§ **DATA FOR REVIEW**
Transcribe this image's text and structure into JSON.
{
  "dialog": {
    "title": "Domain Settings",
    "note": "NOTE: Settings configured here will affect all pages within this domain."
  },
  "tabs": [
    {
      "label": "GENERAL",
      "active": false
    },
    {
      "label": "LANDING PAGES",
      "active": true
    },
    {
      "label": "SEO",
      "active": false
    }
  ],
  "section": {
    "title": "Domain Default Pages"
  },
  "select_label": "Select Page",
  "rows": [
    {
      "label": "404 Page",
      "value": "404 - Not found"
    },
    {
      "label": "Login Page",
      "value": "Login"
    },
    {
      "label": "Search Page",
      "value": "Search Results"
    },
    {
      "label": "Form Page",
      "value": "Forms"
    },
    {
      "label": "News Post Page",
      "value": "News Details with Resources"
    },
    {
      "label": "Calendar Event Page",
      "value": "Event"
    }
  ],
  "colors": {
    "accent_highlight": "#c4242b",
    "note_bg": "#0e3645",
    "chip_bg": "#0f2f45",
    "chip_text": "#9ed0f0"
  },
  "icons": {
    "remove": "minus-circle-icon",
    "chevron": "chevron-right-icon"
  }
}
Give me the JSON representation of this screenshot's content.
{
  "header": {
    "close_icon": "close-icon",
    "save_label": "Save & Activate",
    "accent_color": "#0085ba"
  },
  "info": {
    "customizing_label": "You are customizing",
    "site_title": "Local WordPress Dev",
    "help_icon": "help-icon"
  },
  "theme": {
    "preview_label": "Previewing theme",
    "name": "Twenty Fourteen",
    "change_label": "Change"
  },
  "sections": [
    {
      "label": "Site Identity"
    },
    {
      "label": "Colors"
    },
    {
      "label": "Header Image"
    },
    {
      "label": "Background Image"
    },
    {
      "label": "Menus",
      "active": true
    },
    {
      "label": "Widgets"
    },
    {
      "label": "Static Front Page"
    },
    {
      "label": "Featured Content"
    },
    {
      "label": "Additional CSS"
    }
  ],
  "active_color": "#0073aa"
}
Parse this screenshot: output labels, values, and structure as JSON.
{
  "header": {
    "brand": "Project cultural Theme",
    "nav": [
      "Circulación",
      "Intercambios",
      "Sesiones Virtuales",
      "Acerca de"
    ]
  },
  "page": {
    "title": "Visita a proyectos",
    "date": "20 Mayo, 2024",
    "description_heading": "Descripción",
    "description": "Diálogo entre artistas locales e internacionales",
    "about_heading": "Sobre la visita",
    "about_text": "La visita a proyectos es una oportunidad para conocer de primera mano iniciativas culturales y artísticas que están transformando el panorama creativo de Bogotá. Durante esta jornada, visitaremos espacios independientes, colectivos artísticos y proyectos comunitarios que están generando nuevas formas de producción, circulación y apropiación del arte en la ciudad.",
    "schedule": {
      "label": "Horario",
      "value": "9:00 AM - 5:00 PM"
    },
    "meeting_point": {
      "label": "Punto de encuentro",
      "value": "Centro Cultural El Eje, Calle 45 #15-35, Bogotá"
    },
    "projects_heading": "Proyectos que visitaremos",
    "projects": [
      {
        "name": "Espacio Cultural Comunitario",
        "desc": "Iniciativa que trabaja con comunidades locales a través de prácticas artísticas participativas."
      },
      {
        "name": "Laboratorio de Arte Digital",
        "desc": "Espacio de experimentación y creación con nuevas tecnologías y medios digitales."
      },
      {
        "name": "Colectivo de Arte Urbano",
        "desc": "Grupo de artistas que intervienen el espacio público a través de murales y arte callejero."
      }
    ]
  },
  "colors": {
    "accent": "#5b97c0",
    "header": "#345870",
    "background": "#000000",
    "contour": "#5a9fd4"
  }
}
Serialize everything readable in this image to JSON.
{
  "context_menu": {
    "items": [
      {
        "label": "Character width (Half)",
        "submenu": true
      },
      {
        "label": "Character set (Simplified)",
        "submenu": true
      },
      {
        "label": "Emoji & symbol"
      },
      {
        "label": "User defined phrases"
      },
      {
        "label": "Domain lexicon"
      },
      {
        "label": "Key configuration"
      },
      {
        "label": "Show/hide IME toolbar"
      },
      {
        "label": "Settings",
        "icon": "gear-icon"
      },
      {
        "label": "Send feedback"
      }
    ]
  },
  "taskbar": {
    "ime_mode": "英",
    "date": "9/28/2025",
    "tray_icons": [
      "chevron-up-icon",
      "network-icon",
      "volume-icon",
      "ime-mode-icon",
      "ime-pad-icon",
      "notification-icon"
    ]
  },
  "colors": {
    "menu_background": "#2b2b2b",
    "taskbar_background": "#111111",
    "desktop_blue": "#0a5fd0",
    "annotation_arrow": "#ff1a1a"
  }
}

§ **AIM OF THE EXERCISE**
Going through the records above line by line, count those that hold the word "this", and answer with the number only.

§ **OUTPUT OF THE EXERCISE**
5